On the plaintiff's case it appeared that Vail was a sales agent for the Endress Company and had been in the employ of this company in that capacity for many years; that the car involved was owned by the Endress Company; carried dealer's plates and was assigned by that company to Vail for demonstration purposes; that Vail came to the tavern just before the closing hour and engaged in conversation with several of the patrons and with decedent Cooper and Mrs. Cooper, and that Vail suggested the trip to Hoboken. As to the conversation of Vail, plaintiff's witness Galuppo testified, "about all I heard is about the car being outside, a new car, and would like it very much if they would go out for a ride. To have a little refreshments of some sort, a sandwich, or

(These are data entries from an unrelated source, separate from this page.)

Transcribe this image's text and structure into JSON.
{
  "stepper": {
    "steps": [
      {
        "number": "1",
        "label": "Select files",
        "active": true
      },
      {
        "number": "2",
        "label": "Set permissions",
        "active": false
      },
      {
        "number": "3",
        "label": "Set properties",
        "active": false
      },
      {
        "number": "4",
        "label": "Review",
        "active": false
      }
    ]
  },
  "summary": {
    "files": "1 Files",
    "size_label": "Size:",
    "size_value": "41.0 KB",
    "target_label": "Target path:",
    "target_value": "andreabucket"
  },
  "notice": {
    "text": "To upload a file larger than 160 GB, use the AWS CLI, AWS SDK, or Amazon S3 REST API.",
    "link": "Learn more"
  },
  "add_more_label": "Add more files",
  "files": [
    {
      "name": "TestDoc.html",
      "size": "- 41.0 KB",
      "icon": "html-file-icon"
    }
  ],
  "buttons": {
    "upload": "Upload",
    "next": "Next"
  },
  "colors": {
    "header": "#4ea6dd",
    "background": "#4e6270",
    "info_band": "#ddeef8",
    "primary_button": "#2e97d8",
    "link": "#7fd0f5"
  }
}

something like that." Harry Bowe, another of plaintiff's witnesses, stated, "Mr. Vail come to the back room and he said to Mrs. Cooper, 'I think I am going to sell your husband a car, and I am going to take you out for a demonstration,'" Forristel, another of plaintiff's witnesses, stated, "Mr. Vail was talking to Mr. Cooper in reference to taking a ride for a demonstration." Further, "he asked Mr. Cooper to take a ride at closing time for a demonstration in a new Buick car." Emma Bowe, another of plaintiff's witnesses, stated, "he [Vail] came to the table and he said, 'I think I sold your husband a car, and I have it out in the front, and I want to take you [Mrs. Cooper] out in a demonstration.'" It was shown also that on a previous occasion Vail had called at the tavern at about the same hour and had taken one Menthe to the same hotel in Hoboken for refreshments and had thereafter sold Menthe an automobile. As to this, Vail himself testified, under cross-examination, "Well, I really think that the trip to Hoboken interested Menthe, yes," and that the trip to Hoboken "had some effect" in eventually selling the automobile to Menthe. For the plaintiff it was shown also that upon leaving the tavern for Hoboken Vail drove to the Endress plant at Plainfield and refueled the automobile. This was not charged against Vail by the Endress Company but was within his permitted allowance of gasoline for that month. Upon his examination Vail denied inviting decedent Cooper and Mrs. Cooper for a demonstration ride and testified that he made no effort to sell an automobile to Cooper, because he was satisfied that Cooper was not in the market to purchase a new Buick automobile and that it was Cooper who paid for the refreshments had at Hoboken.
Motions for directed verdict against Fanny L. Cooper, individually and in her representative capacity, made on behalf of defendants and based on the ground that there was no evidence that Vail was acting as agent for Endress Motors, Inc., at the time of the occurrence of the accident, were denied by the trial court and we think properly so. Mahan v. Walker. 97 N.J.L. 304.
Appellant argues, however, that the testimony of the witnesses Galuppo and Harry Bowe is ...